Restate the listing exactly.

* [Supplied data]:
________________

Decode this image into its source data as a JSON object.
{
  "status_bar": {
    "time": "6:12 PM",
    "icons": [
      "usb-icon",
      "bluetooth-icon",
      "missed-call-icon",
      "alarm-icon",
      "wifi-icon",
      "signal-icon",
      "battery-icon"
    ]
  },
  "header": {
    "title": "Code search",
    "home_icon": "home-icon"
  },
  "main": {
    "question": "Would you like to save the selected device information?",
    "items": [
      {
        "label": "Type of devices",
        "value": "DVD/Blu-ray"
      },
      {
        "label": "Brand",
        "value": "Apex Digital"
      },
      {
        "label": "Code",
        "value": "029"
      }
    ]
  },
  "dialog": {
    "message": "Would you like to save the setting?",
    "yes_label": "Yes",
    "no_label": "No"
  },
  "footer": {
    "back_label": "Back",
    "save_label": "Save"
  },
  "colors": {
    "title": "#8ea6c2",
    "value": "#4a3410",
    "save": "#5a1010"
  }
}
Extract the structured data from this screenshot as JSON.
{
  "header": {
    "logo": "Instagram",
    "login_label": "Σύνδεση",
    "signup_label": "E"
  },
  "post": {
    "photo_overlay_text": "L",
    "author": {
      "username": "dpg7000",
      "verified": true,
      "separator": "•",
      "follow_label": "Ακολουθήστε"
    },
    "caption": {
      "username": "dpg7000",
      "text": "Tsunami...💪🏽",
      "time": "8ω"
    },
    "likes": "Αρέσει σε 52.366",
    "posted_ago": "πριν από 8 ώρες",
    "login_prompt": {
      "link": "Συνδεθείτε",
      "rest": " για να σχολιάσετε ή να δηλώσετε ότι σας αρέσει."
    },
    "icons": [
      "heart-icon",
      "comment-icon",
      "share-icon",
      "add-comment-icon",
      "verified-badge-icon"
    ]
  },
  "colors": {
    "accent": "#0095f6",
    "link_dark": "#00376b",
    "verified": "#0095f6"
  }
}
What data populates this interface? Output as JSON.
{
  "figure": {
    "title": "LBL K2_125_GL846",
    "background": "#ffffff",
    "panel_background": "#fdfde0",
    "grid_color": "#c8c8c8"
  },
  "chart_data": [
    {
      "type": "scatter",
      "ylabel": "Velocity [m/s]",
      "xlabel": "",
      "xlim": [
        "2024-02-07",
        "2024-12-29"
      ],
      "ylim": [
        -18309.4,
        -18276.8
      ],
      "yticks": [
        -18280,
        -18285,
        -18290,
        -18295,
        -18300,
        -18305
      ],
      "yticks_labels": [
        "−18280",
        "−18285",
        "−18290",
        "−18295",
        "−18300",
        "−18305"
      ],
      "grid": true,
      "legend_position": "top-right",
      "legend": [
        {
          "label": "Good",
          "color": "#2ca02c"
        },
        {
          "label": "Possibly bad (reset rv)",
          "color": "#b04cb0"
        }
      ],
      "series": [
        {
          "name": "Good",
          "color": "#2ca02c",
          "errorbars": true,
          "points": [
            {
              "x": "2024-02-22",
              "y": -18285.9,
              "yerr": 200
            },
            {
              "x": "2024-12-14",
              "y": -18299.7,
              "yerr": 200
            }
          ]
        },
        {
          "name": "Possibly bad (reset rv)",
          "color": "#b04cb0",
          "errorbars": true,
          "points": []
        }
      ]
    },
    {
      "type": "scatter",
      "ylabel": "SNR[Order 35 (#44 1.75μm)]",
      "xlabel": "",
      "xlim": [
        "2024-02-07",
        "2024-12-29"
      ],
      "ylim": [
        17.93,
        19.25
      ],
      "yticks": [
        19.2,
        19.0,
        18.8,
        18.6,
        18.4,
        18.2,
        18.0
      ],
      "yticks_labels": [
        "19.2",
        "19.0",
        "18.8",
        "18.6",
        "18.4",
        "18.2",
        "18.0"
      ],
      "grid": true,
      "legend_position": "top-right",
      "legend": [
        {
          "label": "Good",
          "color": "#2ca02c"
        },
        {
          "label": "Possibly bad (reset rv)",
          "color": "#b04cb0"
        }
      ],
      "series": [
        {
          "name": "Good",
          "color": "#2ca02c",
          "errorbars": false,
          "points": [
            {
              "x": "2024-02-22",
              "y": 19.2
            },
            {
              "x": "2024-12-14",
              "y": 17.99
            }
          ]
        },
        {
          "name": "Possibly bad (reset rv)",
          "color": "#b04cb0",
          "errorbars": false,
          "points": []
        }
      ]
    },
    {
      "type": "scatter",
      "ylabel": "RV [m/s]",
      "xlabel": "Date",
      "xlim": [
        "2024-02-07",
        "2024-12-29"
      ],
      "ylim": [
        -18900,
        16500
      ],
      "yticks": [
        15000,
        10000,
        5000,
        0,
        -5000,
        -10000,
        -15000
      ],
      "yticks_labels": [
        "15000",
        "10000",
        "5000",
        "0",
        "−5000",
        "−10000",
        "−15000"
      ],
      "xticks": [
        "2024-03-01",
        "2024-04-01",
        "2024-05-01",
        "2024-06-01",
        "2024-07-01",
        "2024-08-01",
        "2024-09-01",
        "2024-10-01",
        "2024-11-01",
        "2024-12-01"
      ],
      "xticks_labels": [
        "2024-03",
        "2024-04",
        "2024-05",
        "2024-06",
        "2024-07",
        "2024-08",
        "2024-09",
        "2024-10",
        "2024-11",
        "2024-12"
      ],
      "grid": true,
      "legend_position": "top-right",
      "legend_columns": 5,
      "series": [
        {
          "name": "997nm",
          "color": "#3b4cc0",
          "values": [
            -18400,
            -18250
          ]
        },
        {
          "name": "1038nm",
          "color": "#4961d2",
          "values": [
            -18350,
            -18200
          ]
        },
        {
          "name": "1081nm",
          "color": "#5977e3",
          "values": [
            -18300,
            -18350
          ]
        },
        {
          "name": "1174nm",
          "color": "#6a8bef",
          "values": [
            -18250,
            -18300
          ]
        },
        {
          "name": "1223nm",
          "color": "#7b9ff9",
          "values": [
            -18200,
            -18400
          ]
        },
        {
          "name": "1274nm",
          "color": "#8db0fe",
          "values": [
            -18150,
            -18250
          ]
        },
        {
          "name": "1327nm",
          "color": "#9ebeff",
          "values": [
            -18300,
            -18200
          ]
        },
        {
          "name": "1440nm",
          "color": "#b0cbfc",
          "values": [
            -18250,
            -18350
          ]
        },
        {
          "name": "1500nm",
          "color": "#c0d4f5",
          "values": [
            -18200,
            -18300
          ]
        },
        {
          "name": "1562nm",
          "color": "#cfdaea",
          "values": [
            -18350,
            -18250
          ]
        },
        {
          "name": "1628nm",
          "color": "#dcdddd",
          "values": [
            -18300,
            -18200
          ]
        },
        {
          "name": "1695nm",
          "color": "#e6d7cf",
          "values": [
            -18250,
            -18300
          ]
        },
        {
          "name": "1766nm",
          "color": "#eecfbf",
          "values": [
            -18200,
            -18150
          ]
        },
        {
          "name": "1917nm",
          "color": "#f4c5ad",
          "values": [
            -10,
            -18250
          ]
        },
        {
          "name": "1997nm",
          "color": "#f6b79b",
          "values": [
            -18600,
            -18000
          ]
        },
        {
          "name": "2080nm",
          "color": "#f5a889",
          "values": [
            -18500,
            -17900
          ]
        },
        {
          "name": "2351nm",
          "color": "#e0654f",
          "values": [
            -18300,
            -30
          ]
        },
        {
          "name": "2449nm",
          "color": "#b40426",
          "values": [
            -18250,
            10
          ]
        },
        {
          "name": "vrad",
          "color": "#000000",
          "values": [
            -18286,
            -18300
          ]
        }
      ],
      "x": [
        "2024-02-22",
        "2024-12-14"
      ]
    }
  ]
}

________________

* [The answer]:
Decode this image into its source data as a JSON object.
{
  "status_bar": {
    "time": "6:12 PM",
    "icons": [
      "usb-icon",
      "bluetooth-icon",
      "missed-call-icon",
      "alarm-icon",
      "wifi-icon",
      "signal-icon",
      "battery-icon"
    ]
  },
  "header": {
    "title": "Code search",
    "home_icon": "home-icon"
  },
  "main": {
    "question": "Would you like to save the selected device information?",
    "items": [
      {
        "label": "Type of devices",
        "value": "DVD/Blu-ray"
      },
      {
        "label": "Brand",
        "value": "Apex Digital"
      },
      {
        "label": "Code",
        "value": "029"
      }
    ]
  },
  "dialog": {
    "message": "Would you like to save the setting?",
    "yes_label": "Yes",
    "no_label": "No"
  },
  "footer": {
    "back_label": "Back",
    "save_label": "Save"
  },
  "colors": {
    "title": "#8ea6c2",
    "value": "#4a3410",
    "save": "#5a1010"
  }
}
Extract the structured data from this screenshot as JSON.
{
  "header": {
    "logo": "Instagram",
    "login_label": "Σύνδεση",
    "signup_label": "E"
  },
  "post": {
    "photo_overlay_text": "L",
    "author": {
      "username": "dpg7000",
      "verified": true,
      "separator": "•",
      "follow_label": "Ακολουθήστε"
    },
    "caption": {
      "username": "dpg7000",
      "text": "Tsunami...💪🏽",
      "time": "8ω"
    },
    "likes": "Αρέσει σε 52.366",
    "posted_ago": "πριν από 8 ώρες",
    "login_prompt": {
      "link": "Συνδεθείτε",
      "rest": " για να σχολιάσετε ή να δηλώσετε ότι σας αρέσει."
    },
    "icons": [
      "heart-icon",
      "comment-icon",
      "share-icon",
      "add-comment-icon",
      "verified-badge-icon"
    ]
  },
  "colors": {
    "accent": "#0095f6",
    "link_dark": "#00376b",
    "verified": "#0095f6"
  }
}
What data populates this interface? Output as JSON.
{
  "figure": {
    "title": "LBL K2_125_GL846",
    "background": "#ffffff",
    "panel_background": "#fdfde0",
    "grid_color": "#c8c8c8"
  },
  "chart_data": [
    {
      "type": "scatter",
      "ylabel": "Velocity [m/s]",
      "xlabel": "",
      "xlim": [
        "2024-02-07",
        "2024-12-29"
      ],
      "ylim": [
        -18309.4,
        -18276.8
      ],
      "yticks": [
        -18280,
        -18285,
        -18290,
        -18295,
        -18300,
        -18305
      ],
      "yticks_labels": [
        "−18280",
        "−18285",
        "−18290",
        "−18295",
        "−18300",
        "−18305"
      ],
      "grid": true,
      "legend_position": "top-right",
      "legend": [
        {
          "label": "Good",
          "color": "#2ca02c"
        },
        {
          "label": "Possibly bad (reset rv)",
          "color": "#b04cb0"
        }
      ],
      "series": [
        {
          "name": "Good",
          "color": "#2ca02c",
          "errorbars": true,
          "points": [
            {
              "x": "2024-02-22",
              "y": -18285.9,
              "yerr": 200
            },
            {
              "x": "2024-12-14",
              "y": -18299.7,
              "yerr": 200
            }
          ]
        },
        {
          "name": "Possibly bad (reset rv)",
          "color": "#b04cb0",
          "errorbars": true,
          "points": []
        }
      ]
    },
    {
      "type": "scatter",
      "ylabel": "SNR[Order 35 (#44 1.75μm)]",
      "xlabel": "",
      "xlim": [
        "2024-02-07",
        "2024-12-29"
      ],
      "ylim": [
        17.93,
        19.25
      ],
      "yticks": [
        19.2,
        19.0,
        18.8,
        18.6,
        18.4,
        18.2,
        18.0
      ],
      "yticks_labels": [
        "19.2",
        "19.0",
        "18.8",
        "18.6",
        "18.4",
        "18.2",
        "18.0"
      ],
      "grid": true,
      "legend_position": "top-right",
      "legend": [
        {
          "label": "Good",
          "color": "#2ca02c"
        },
        {
          "label": "Possibly bad (reset rv)",
          "color": "#b04cb0"
        }
      ],
      "series": [
        {
          "name": "Good",
          "color": "#2ca02c",
          "errorbars": false,
          "points": [
            {
              "x": "2024-02-22",
              "y": 19.2
            },
            {
              "x": "2024-12-14",
              "y": 17.99
            }
          ]
        },
        {
          "name": "Possibly bad (reset rv)",
          "color": "#b04cb0",
          "errorbars": false,
          "points": []
        }
      ]
    },
    {
      "type": "scatter",
      "ylabel": "RV [m/s]",
      "xlabel": "Date",
      "xlim": [
        "2024-02-07",
        "2024-12-29"
      ],
      "ylim": [
        -18900,
        16500
      ],
      "yticks": [
        15000,
        10000,
        5000,
        0,
        -5000,
        -10000,
        -15000
      ],
      "yticks_labels": [
        "15000",
        "10000",
        "5000",
        "0",
        "−5000",
        "−10000",
        "−15000"
      ],
      "xticks": [
        "2024-03-01",
        "2024-04-01",
        "2024-05-01",
        "2024-06-01",
        "2024-07-01",
        "2024-08-01",
        "2024-09-01",
        "2024-10-01",
        "2024-11-01",
        "2024-12-01"
      ],
      "xticks_labels": [
        "2024-03",
        "2024-04",
        "2024-05",
        "2024-06",
        "2024-07",
        "2024-08",
        "2024-09",
        "2024-10",
        "2024-11",
        "2024-12"
      ],
      "grid": true,
      "legend_position": "top-right",
      "legend_columns": 5,
      "series": [
        {
          "name": "997nm",
          "color": "#3b4cc0",
          "values": [
            -18400,
            -18250
          ]
        },
        {
          "name": "1038nm",
          "color": "#4961d2",
          "values": [
            -18350,
            -18200
          ]
        },
        {
          "name": "1081nm",
          "color": "#5977e3",
          "values": [
            -18300,
            -18350
          ]
        },
        {
          "name": "1174nm",
          "color": "#6a8bef",
          "values": [
            -18250,
            -18300
          ]
        },
        {
          "name": "1223nm",
          "color": "#7b9ff9",
          "values": [
            -18200,
            -18400
          ]
        },
        {
          "name": "1274nm",
          "color": "#8db0fe",
          "values": [
            -18150,
            -18250
          ]
        },
        {
          "name": "1327nm",
          "color": "#9ebeff",
          "values": [
            -18300,
            -18200
          ]
        },
        {
          "name": "1440nm",
          "color": "#b0cbfc",
          "values": [
            -18250,
            -18350
          ]
        },
        {
          "name": "1500nm",
          "color": "#c0d4f5",
          "values": [
            -18200,
            -18300
          ]
        },
        {
          "name": "1562nm",
          "color": "#cfdaea",
          "values": [
            -18350,
            -18250
          ]
        },
        {
          "name": "1628nm",
          "color": "#dcdddd",
          "values": [
            -18300,
            -18200
          ]
        },
        {
          "name": "1695nm",
          "color": "#e6d7cf",
          "values": [
            -18250,
            -18300
          ]
        },
        {
          "name": "1766nm",
          "color": "#eecfbf",
          "values": [
            -18200,
            -18150
          ]
        },
        {
          "name": "1917nm",
          "color": "#f4c5ad",
          "values": [
            -10,
            -18250
          ]
        },
        {
          "name": "1997nm",
          "color": "#f6b79b",
          "values": [
            -18600,
            -18000
          ]
        },
        {
          "name": "2080nm",
          "color": "#f5a889",
          "values": [
            -18500,
            -17900
          ]
        },
        {
          "name": "2351nm",
          "color": "#e0654f",
          "values": [
            -18300,
            -30
          ]
        },
        {
          "name": "2449nm",
          "color": "#b40426",
          "values": [
            -18250,
            10
          ]
        },
        {
          "name": "vrad",
          "color": "#000000",
          "values": [
            -18286,
            -18300
          ]
        }
      ],
      "x": [
        "2024-02-22",
        "2024-12-14"
      ]
    }
  ]
}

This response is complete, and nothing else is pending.